Dataset items
-=-=-=-=-
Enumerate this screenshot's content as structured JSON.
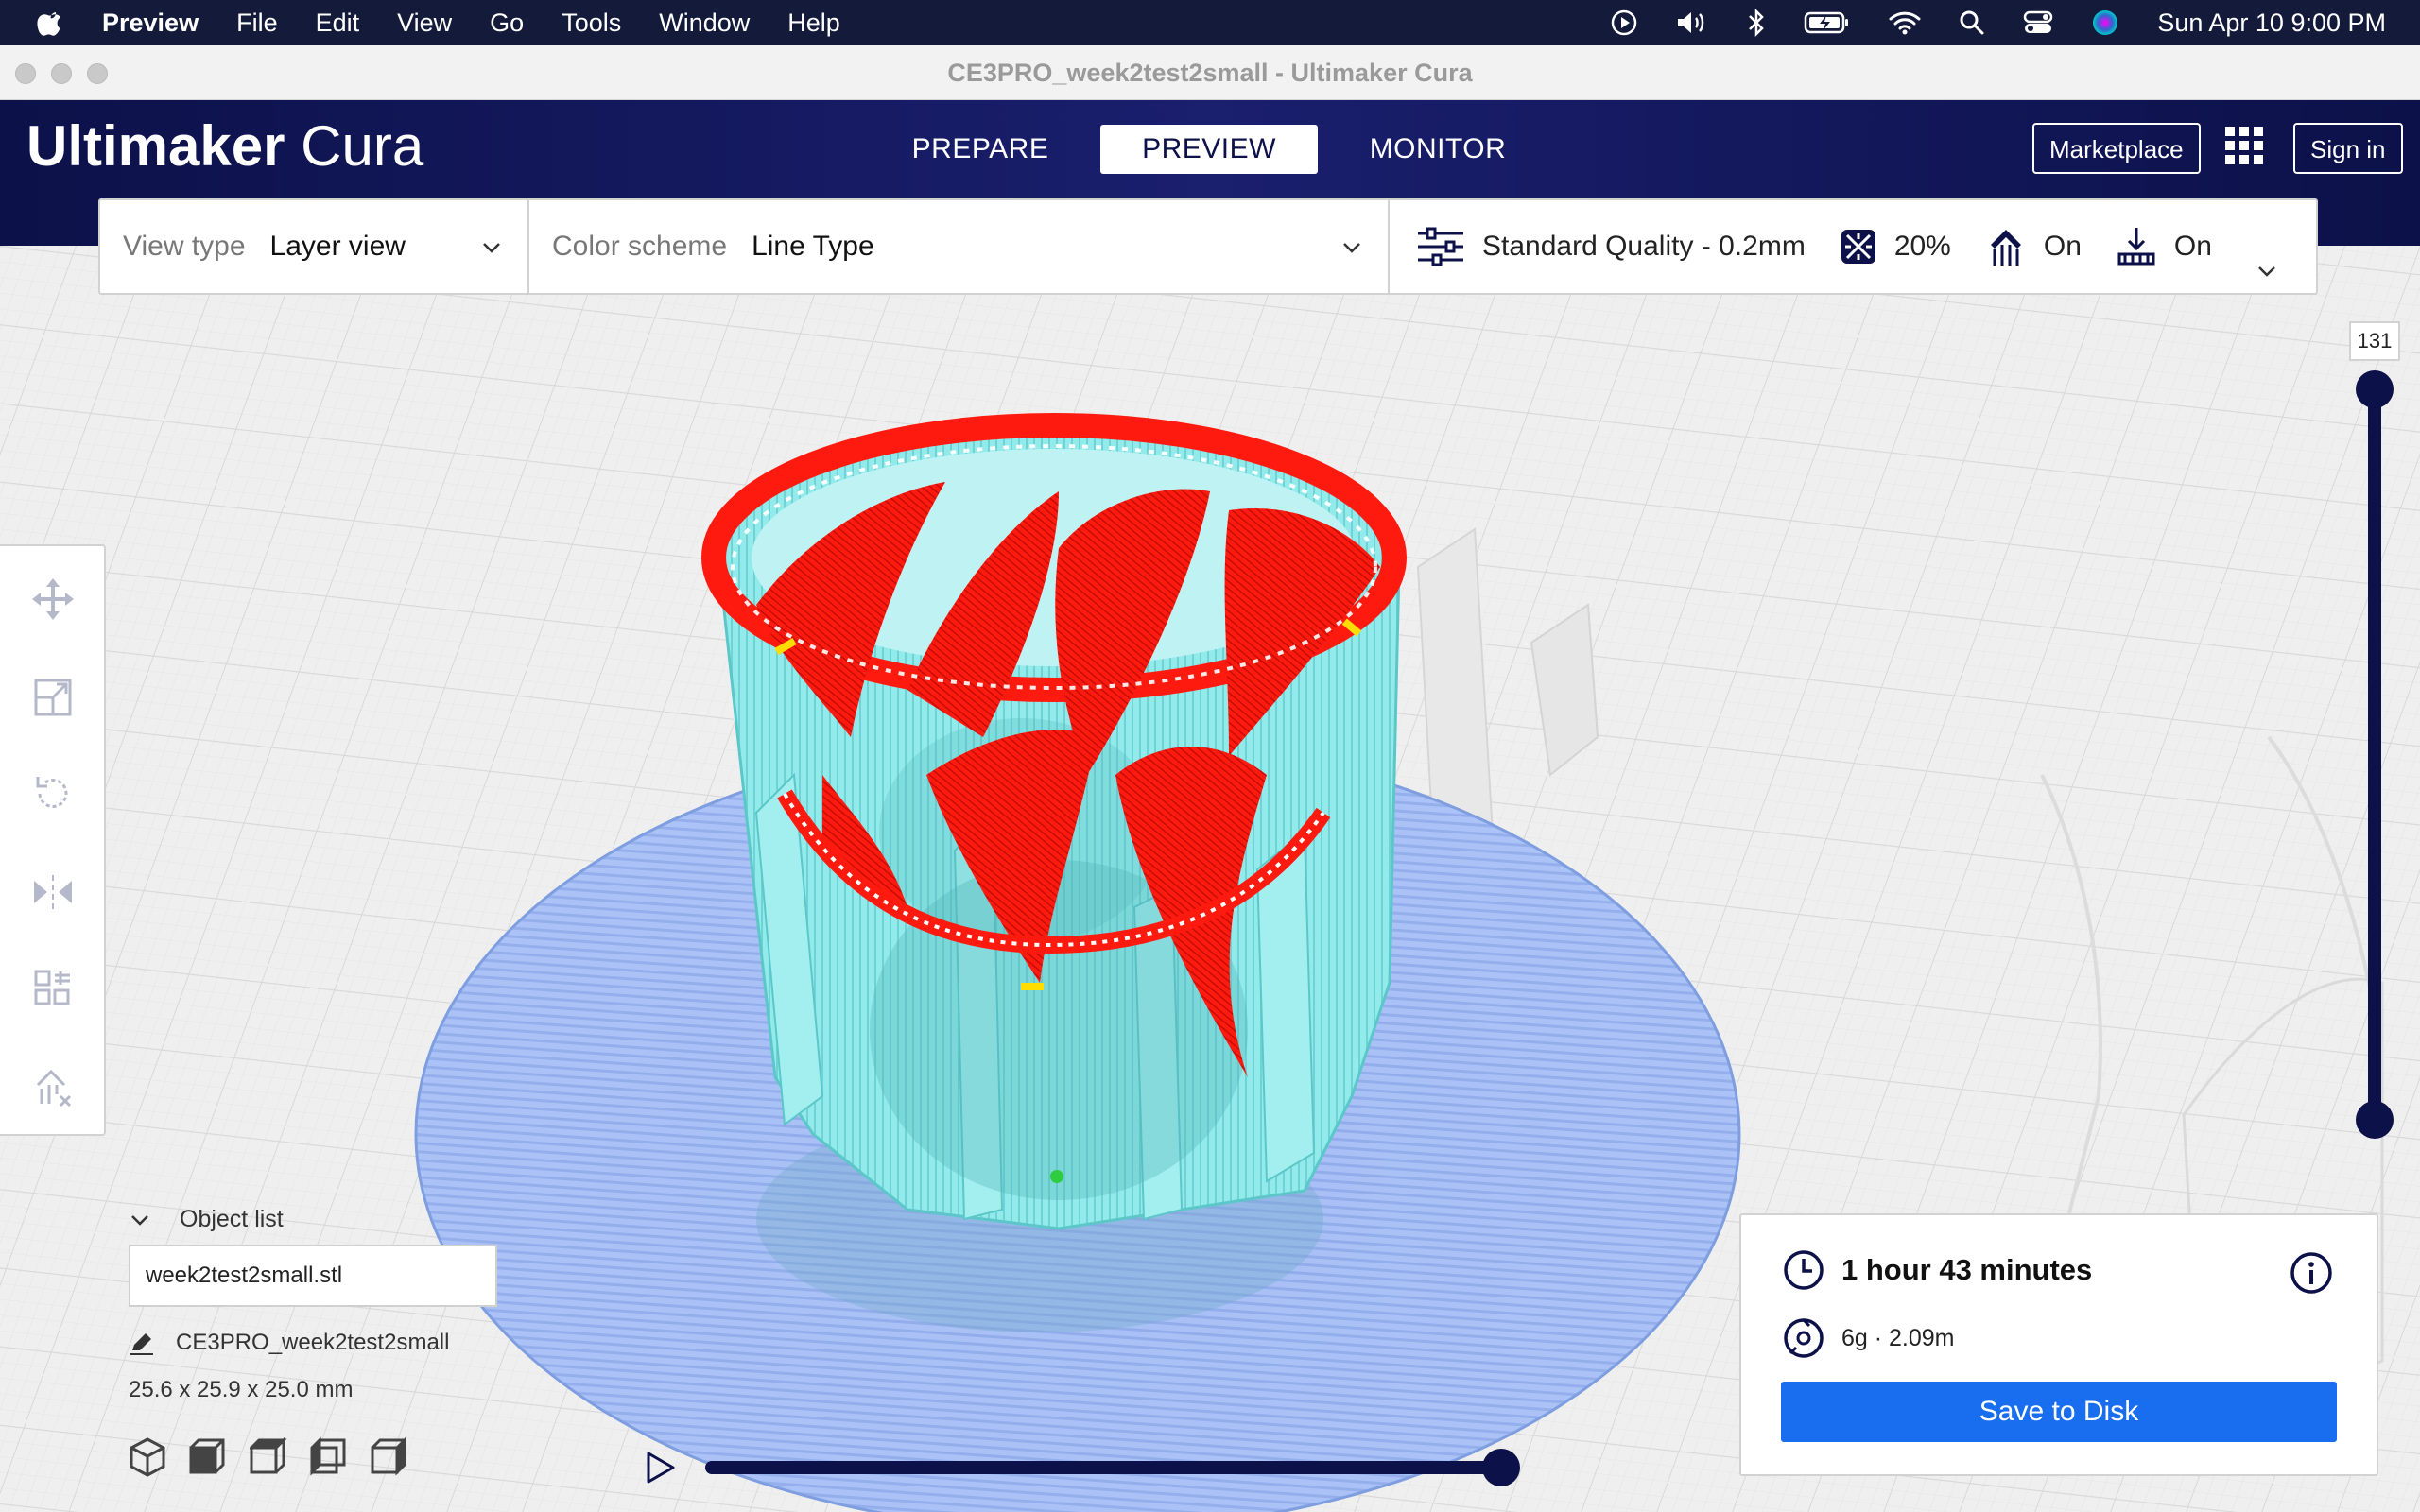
{
  "menubar": {
    "app_name": "Preview",
    "items": [
      "File",
      "Edit",
      "View",
      "Go",
      "Tools",
      "Window",
      "Help"
    ],
    "clock": "Sun Apr 10  9:00 PM"
  },
  "window": {
    "title": "CE3PRO_week2test2small - Ultimaker Cura"
  },
  "header": {
    "logo_bold": "Ultimaker",
    "logo_light": " Cura",
    "tabs": [
      "PREPARE",
      "PREVIEW",
      "MONITOR"
    ],
    "active_tab": "PREVIEW",
    "marketplace": "Marketplace",
    "sign_in": "Sign in"
  },
  "settings": {
    "view_type_label": "View type",
    "view_type_value": "Layer view",
    "color_scheme_label": "Color scheme",
    "color_scheme_value": "Line Type",
    "quality": "Standard Quality - 0.2mm",
    "infill": "20%",
    "support": "On",
    "adhesion": "On"
  },
  "object_list": {
    "header": "Object list",
    "file": "week2test2small.stl",
    "job_name": "CE3PRO_week2test2small",
    "dimensions": "25.6 x 25.9 x 25.0 mm"
  },
  "layer_slider": {
    "current_layer": "131"
  },
  "print_info": {
    "time": "1 hour 43 minutes",
    "material": "6g · 2.09m",
    "save": "Save to Disk"
  },
  "colors": {
    "navy": "#0c1149",
    "accent_blue": "#196ef0",
    "skin_red": "#ff1a0f",
    "wall_cyan": "#8fe8e8",
    "raft_blue": "#a8c0f5"
  }
}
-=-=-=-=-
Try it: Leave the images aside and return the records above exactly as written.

Reply to the exercise:
Enumerate this screenshot's content as structured JSON.
{
  "menubar": {
    "app_name": "Preview",
    "items": [
      "File",
      "Edit",
      "View",
      "Go",
      "Tools",
      "Window",
      "Help"
    ],
    "clock": "Sun Apr 10  9:00 PM"
  },
  "window": {
    "title": "CE3PRO_week2test2small - Ultimaker Cura"
  },
  "header": {
    "logo_bold": "Ultimaker",
    "logo_light": " Cura",
    "tabs": [
      "PREPARE",
      "PREVIEW",
      "MONITOR"
    ],
    "active_tab": "PREVIEW",
    "marketplace": "Marketplace",
    "sign_in": "Sign in"
  },
  "settings": {
    "view_type_label": "View type",
    "view_type_value": "Layer view",
    "color_scheme_label": "Color scheme",
    "color_scheme_value": "Line Type",
    "quality": "Standard Quality - 0.2mm",
    "infill": "20%",
    "support": "On",
    "adhesion": "On"
  },
  "object_list": {
    "header": "Object list",
    "file": "week2test2small.stl",
    "job_name": "CE3PRO_week2test2small",
    "dimensions": "25.6 x 25.9 x 25.0 mm"
  },
  "layer_slider": {
    "current_layer": "131"
  },
  "print_info": {
    "time": "1 hour 43 minutes",
    "material": "6g · 2.09m",
    "save": "Save to Disk"
  },
  "colors": {
    "navy": "#0c1149",
    "accent_blue": "#196ef0",
    "skin_red": "#ff1a0f",
    "wall_cyan": "#8fe8e8",
    "raft_blue": "#a8c0f5"
  }
}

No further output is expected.